_Brief_
Could you copy out every line of the data where the word "Total" occurs?

+ + + + +

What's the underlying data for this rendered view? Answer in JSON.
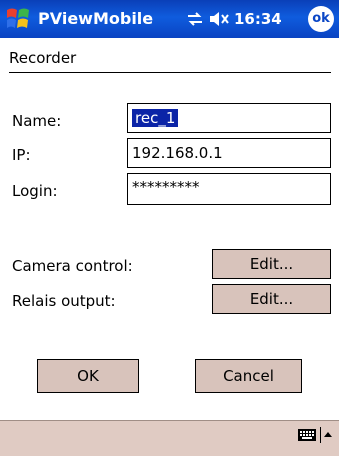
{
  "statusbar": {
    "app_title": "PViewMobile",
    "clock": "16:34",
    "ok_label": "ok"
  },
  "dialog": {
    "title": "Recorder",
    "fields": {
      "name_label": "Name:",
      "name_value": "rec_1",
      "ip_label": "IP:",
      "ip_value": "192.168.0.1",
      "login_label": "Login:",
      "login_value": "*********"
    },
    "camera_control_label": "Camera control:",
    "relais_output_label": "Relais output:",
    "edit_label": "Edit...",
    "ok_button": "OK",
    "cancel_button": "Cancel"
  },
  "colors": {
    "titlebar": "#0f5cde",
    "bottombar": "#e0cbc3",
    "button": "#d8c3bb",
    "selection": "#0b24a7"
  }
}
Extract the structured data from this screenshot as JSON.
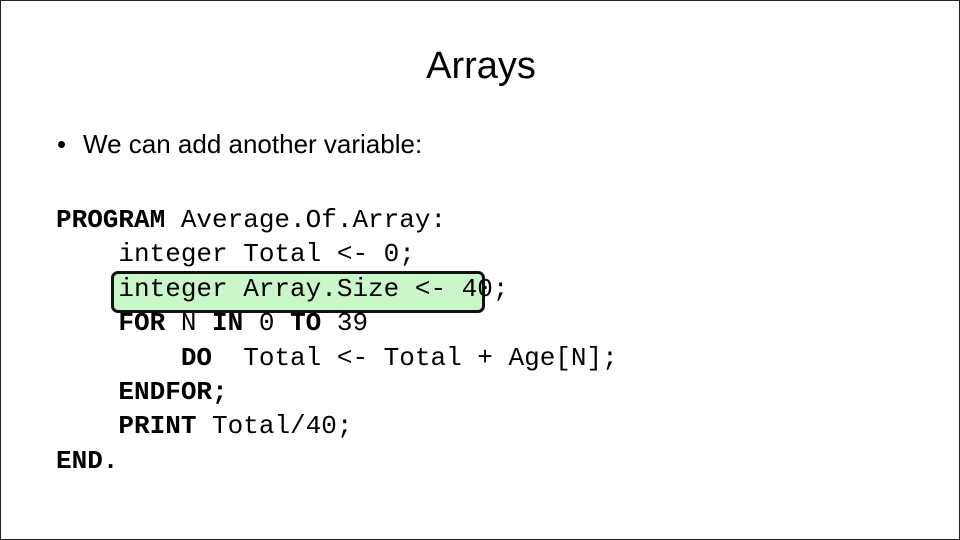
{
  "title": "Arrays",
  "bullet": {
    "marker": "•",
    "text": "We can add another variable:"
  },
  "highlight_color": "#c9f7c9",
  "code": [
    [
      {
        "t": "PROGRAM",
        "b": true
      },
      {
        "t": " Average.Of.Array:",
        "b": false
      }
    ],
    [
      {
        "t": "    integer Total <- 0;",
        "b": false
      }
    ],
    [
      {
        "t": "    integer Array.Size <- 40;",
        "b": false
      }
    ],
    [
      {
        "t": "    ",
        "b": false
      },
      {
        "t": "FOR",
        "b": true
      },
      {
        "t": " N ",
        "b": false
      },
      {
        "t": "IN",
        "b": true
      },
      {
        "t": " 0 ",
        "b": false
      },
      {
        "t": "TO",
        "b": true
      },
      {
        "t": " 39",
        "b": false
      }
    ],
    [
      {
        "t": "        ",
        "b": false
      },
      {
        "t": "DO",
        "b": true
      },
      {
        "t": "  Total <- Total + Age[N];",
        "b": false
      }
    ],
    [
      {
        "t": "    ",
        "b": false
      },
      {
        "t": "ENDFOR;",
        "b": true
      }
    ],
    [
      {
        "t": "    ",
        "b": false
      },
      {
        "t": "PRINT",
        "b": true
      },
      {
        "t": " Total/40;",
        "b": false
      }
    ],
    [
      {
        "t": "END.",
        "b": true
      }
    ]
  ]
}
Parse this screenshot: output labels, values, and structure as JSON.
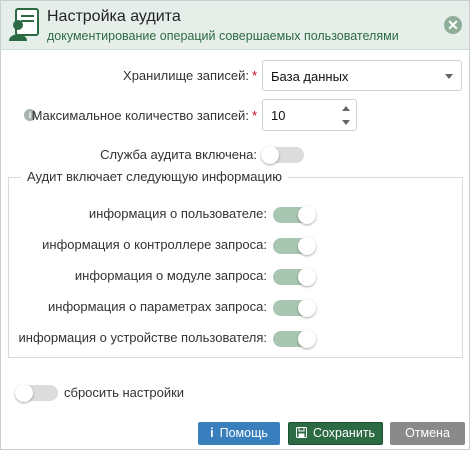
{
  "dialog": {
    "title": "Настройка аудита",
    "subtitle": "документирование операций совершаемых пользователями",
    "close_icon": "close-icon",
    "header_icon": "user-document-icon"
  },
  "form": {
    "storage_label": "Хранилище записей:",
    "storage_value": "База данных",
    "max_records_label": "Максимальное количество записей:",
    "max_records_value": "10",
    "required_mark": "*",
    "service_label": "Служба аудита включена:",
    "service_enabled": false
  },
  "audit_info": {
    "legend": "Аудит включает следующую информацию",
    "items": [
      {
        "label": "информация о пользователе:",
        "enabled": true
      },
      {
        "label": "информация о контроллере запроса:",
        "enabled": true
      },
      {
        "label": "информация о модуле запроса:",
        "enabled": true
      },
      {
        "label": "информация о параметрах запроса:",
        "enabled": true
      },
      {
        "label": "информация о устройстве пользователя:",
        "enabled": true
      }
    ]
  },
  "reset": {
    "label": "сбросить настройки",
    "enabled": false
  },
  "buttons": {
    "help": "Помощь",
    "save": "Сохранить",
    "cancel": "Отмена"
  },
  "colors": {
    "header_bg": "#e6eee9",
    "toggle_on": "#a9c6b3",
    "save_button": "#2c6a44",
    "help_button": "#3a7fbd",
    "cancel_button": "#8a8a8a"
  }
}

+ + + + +

_Your response_
        "t": "    integer Total <- 0;",
        "t": "  Total <- Total + Age[N];",
        "t": " Total/40;",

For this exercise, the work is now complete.